“Then I had to get some leaflets that had been printed for us, but I didn’t realise that they were ordered, or that they were so terrible contraband, so I didn’t succeed in getting them, being no conspirator. I went back & enquired about it at Harcourt St but they said they cd be got nowhere.”
WEEK 60: 18th – 24th November 1918
Monday 18th. – I went to the Tech again & got my ring for Annie nearly done. I visited her in the afternoon & she talked more about politics than usual – asked me about the Convention and seemed interested to hear about it, and when I said the crowd agreed with the executive too much, thought it natural, & when I said how much talk there was about comparatively unimportant things like bishops’ letters, she said that was the way everywhere, & very so in yearly meetings.
Tuesday 19th Nov. – The F.L.S. began this day, with a lecture on Horace by Grace Bell, and I went to help getting the tea. I Katie was responsible for it, and she & Etta and Edith Bell were down there too. The latter sympathised warmly with Katie’s care of the soldiers at the Central Hall. There was a new
stove upstairs instead of a fire, & it didn’t burn well at all. The annual business came on, & there was quite a discussion over the rule against politics & religion, because Tom had [Superscript: made a gentle remonstrance against it] in his report. Sam Bell wanted it repealed, and Katie, and Edith White made an eloquent speech against it, in which she deplored the frightful lack of social life in Waterford, though in looking back, the connection between the 2 is not clear. I think it was that the F.L.S. is not attractive to the young because its stodgy & does not discuss vital modern problems Robert White thought it wd be better to leave things as they are, & so did Edwin & somebody else. There were the usual efforts to get young people – Chapman & such – on the committee, & Edith Jacob (who was wearing a big Union Jack) said she had never been able to get Reg Chapman to do anything when she was secretary, & others said very sensibly that it was no use putting young

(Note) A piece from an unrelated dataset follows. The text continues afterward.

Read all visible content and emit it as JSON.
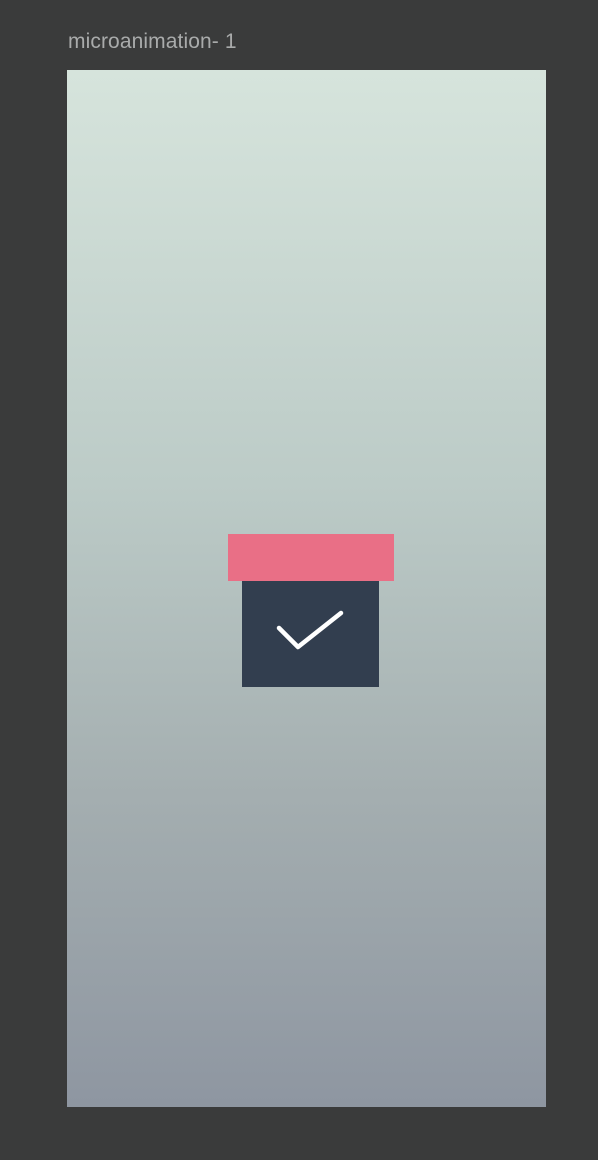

people who had never shown interest in the society on the committee. The lecture was long & rather dull. Horace was evidently a very conventional person & rather a snob.
Thursday 21st Nov. – I went to the club in the morning & afternoon, & found that Whittle wanted me to go to Dublin on errands by the 6.30 am train next day. So I went down to the hotel in the evening & slept there. Tash was very anxious to go to Dublin instead of me. Kitty was home again.

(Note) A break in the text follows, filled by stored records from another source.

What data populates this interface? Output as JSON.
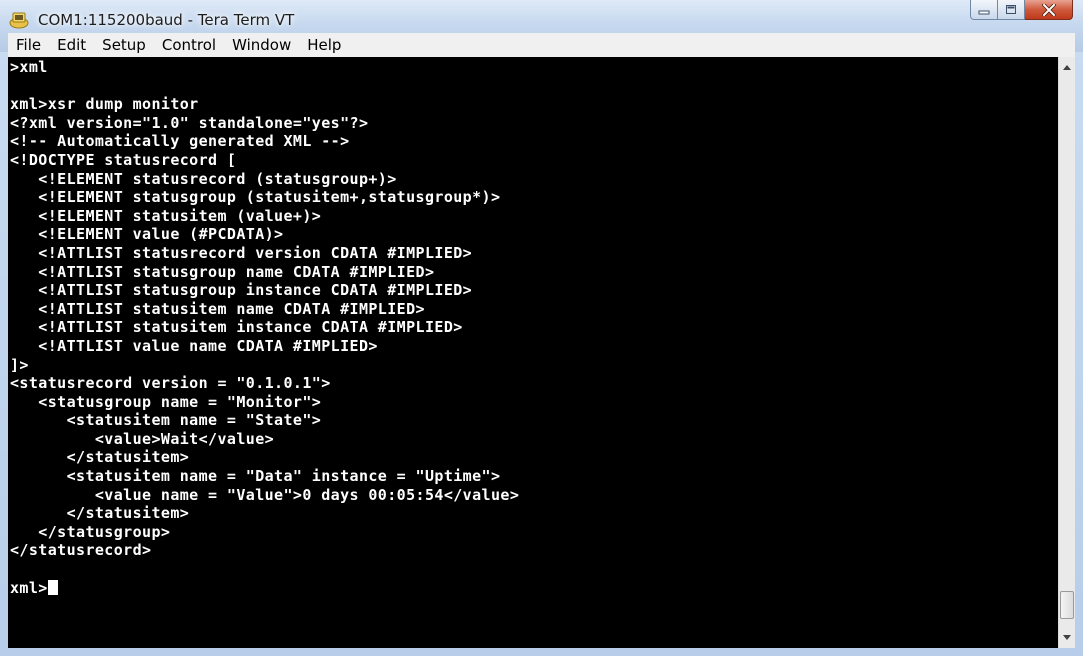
{
  "window": {
    "title": "COM1:115200baud - Tera Term VT",
    "icon": "tera-term-icon",
    "controls": [
      "minimize-icon",
      "maximize-icon",
      "close-icon"
    ]
  },
  "menu": [
    {
      "label": "File"
    },
    {
      "label": "Edit"
    },
    {
      "label": "Setup"
    },
    {
      "label": "Control"
    },
    {
      "label": "Window"
    },
    {
      "label": "Help"
    }
  ],
  "terminal": {
    "lines": [
      ">xml",
      "",
      "xml>xsr dump monitor",
      "<?xml version=\"1.0\" standalone=\"yes\"?>",
      "<!-- Automatically generated XML -->",
      "<!DOCTYPE statusrecord [",
      "   <!ELEMENT statusrecord (statusgroup+)>",
      "   <!ELEMENT statusgroup (statusitem+,statusgroup*)>",
      "   <!ELEMENT statusitem (value+)>",
      "   <!ELEMENT value (#PCDATA)>",
      "   <!ATTLIST statusrecord version CDATA #IMPLIED>",
      "   <!ATTLIST statusgroup name CDATA #IMPLIED>",
      "   <!ATTLIST statusgroup instance CDATA #IMPLIED>",
      "   <!ATTLIST statusitem name CDATA #IMPLIED>",
      "   <!ATTLIST statusitem instance CDATA #IMPLIED>",
      "   <!ATTLIST value name CDATA #IMPLIED>",
      "]>",
      "<statusrecord version = \"0.1.0.1\">",
      "   <statusgroup name = \"Monitor\">",
      "      <statusitem name = \"State\">",
      "         <value>Wait</value>",
      "      </statusitem>",
      "      <statusitem name = \"Data\" instance = \"Uptime\">",
      "         <value name = \"Value\">0 days 00:05:54</value>",
      "      </statusitem>",
      "   </statusgroup>",
      "</statusrecord>",
      "",
      "xml>"
    ]
  },
  "colors": {
    "terminal_bg": "#000000",
    "terminal_fg": "#ffffff",
    "close_button": "#c8472a"
  }
}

Friday 22 Nov. – I went off in the dark, having seen no one but Minnie the maid, and daylight didn’t appear till near Cille Cainnig. At least I could barely make out the island in the river at Thomastown. I went first to Whelan’s & paid for a lot of badges to be made, then to
the Irish photo engraving company at in Middle Abbey St, for the block of Meagher, which wasn’t ready, then to Harcourt St where I saw James O’Meara [sp. ?] & Nancy Power, the latter being in charge of meetings. We wanted a speaker for Sunday, but didn’t succeed in getting one. Then I had to get some leaflets that had been printed for us, but I didn’t realise that they were ordered, or that they were so terrible contraband, so I didn’t succeed in getting them, being no conspirator. I went back & enquired about it at Harcourt St but they said they cd be got nowhere. Then I went out to Maxwell Rd and dined with Aunt Nannie & Aunt Isabella. They were surprised to see me, but willing to give me dinner, which is consisted partly of a sort of lentil pottage with golden syrup in it. They showed me a set of cards for some games that Aunt H, made long ago, all flowers & birds & insects, with child fairies in each, & some
wd were lovely; but the fairies’ eyes were too big, & their faces generally rather badly proportioned, in an irritatingly conventional style. I visited Deborah after dinner & found two Ballinabarna Pooles visiting her. After I came back Mrs Shackleton & Maggie came to visit at Maxwell Rd, & Mrs S. talked about someone who claimed to be both a Sinn Feinidhe & a pacificist & couldn’t imagine how that cd be. I said it cd, and Aunt Isabella said she was glad to hear it. I went & got the block on my way to the train, & had a very dull journey down; the light wasn’t good enough to read Peveril of the Peak till I was past Cille Cainnig. T met me at the station.
Saturday 23rd. – Down at the club most of the day, & found out what a fool I had been at the printing works.
Sunday 24th. – Fine day. D. & T. came to dinner, & T. & Mamma went down to a meeting on the Mall
in the afternoon. I went to the Club in the evening.